**Dataset extract:**
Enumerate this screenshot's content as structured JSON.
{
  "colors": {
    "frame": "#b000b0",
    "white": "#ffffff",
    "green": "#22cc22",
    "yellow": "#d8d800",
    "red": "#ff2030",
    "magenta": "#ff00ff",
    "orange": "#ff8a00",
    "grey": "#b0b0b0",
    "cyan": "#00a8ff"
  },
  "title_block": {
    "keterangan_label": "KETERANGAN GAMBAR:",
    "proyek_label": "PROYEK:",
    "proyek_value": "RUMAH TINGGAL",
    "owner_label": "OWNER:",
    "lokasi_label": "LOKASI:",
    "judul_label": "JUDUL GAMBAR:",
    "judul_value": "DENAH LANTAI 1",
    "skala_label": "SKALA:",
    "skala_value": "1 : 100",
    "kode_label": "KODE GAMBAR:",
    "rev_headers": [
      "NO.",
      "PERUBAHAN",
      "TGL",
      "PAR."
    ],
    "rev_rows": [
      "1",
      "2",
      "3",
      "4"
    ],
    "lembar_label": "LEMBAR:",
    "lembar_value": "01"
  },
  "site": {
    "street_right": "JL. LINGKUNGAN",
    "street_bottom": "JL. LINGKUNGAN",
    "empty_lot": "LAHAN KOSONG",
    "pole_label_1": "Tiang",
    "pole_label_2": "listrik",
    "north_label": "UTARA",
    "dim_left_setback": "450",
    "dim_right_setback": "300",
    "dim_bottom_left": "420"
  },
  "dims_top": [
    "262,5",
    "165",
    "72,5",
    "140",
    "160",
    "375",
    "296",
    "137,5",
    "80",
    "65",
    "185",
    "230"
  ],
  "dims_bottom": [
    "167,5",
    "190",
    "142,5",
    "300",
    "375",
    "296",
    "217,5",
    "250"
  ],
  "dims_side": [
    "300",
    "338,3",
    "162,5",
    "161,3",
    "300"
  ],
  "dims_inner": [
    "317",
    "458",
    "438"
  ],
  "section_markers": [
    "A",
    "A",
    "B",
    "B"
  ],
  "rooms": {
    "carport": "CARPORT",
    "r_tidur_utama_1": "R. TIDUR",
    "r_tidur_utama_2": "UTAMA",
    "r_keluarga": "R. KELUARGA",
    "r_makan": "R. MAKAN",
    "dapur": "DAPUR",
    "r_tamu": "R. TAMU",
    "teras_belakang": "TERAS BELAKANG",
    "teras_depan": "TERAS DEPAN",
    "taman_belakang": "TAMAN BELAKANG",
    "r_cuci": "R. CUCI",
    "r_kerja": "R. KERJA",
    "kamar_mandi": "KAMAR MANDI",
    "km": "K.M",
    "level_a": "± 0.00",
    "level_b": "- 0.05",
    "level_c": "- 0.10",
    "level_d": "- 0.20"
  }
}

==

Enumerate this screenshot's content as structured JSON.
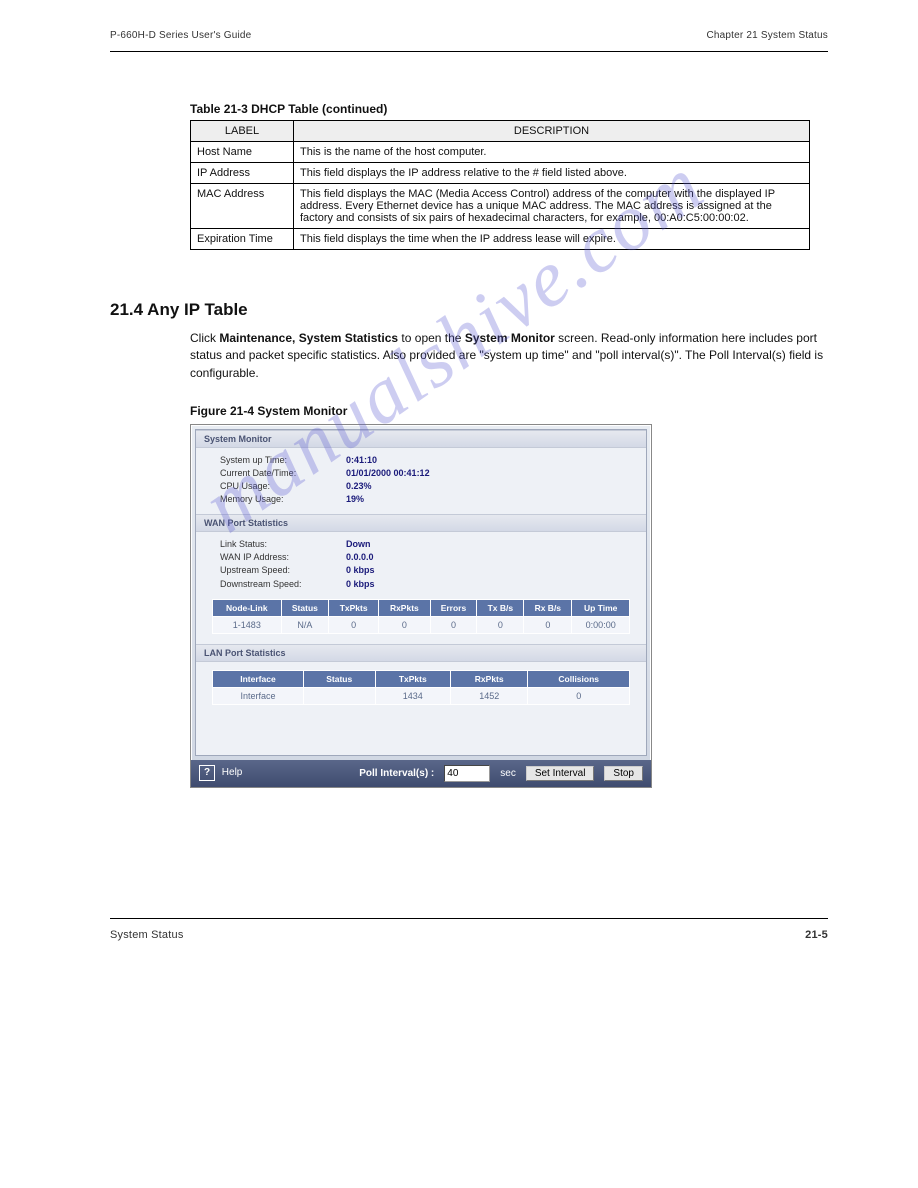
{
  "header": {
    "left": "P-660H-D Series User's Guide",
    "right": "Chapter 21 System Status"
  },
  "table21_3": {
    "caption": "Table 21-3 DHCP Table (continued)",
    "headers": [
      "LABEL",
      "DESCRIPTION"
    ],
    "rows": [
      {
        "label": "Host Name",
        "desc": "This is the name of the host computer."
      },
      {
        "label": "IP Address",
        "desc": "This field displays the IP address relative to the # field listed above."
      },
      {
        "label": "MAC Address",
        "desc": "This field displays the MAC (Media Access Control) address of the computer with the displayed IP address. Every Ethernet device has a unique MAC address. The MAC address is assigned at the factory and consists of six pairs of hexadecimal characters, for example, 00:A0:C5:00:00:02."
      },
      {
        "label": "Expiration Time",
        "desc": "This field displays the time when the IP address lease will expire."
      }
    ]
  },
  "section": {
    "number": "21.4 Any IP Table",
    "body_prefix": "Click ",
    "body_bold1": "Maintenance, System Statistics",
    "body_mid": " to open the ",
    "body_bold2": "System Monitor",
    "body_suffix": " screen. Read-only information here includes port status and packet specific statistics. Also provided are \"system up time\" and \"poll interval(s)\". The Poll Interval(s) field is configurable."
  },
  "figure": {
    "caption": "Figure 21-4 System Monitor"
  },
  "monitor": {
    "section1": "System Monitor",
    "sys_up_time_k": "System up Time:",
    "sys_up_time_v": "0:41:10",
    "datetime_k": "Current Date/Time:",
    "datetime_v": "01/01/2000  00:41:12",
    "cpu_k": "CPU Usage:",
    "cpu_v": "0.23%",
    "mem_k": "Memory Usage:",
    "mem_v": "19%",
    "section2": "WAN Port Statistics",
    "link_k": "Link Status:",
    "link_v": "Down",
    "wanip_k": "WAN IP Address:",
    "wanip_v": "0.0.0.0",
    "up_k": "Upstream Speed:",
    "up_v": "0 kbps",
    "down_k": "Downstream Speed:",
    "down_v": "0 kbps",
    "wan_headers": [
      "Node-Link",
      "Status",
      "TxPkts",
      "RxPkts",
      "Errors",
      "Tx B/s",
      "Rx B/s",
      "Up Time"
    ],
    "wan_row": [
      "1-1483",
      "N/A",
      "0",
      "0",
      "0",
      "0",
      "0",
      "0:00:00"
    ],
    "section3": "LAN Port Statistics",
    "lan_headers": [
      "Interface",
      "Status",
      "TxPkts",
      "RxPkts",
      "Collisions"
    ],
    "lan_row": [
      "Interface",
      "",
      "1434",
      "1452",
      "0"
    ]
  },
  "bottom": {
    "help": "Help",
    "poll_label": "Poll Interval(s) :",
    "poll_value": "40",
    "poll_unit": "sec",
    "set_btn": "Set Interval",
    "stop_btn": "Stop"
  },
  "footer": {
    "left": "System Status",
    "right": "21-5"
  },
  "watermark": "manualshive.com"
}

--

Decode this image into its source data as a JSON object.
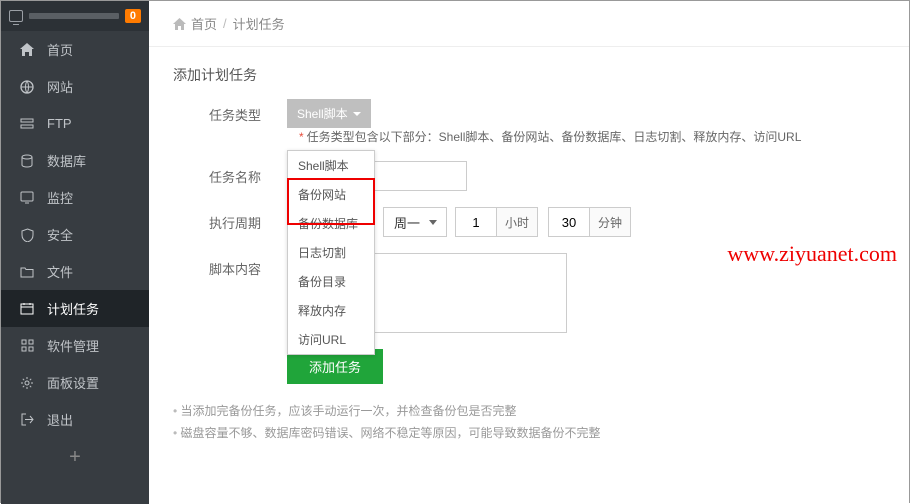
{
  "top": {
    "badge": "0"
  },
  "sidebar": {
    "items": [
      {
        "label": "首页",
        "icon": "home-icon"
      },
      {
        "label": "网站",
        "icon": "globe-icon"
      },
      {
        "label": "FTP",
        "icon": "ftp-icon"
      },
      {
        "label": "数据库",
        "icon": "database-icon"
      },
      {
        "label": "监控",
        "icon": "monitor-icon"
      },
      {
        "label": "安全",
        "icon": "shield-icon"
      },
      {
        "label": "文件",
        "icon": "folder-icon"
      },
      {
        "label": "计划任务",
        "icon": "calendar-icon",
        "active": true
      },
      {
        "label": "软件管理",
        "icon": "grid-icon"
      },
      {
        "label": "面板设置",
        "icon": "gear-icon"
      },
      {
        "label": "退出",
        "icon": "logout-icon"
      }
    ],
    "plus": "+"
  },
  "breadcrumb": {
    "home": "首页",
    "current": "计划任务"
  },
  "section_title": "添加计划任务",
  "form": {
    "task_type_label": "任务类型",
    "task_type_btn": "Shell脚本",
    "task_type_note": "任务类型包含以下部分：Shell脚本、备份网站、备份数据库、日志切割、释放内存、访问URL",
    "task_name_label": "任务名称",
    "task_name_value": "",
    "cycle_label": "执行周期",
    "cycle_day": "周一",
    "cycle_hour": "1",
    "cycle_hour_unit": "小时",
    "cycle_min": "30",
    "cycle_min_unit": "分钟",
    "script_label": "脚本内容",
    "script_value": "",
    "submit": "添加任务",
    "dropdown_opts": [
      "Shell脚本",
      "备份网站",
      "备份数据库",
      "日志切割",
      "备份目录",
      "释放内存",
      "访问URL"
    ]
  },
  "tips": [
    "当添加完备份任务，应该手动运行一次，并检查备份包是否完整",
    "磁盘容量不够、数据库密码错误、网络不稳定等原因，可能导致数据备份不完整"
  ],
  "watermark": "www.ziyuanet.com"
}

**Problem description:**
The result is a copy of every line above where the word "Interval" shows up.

**Reply:**
    "body_suffix": " screen. Read-only information here includes port status and packet specific statistics. Also provided are \"system up time\" and \"poll interval(s)\". The Poll Interval(s) field is configurable."
    "poll_label": "Poll Interval(s) :",
    "set_btn": "Set Interval",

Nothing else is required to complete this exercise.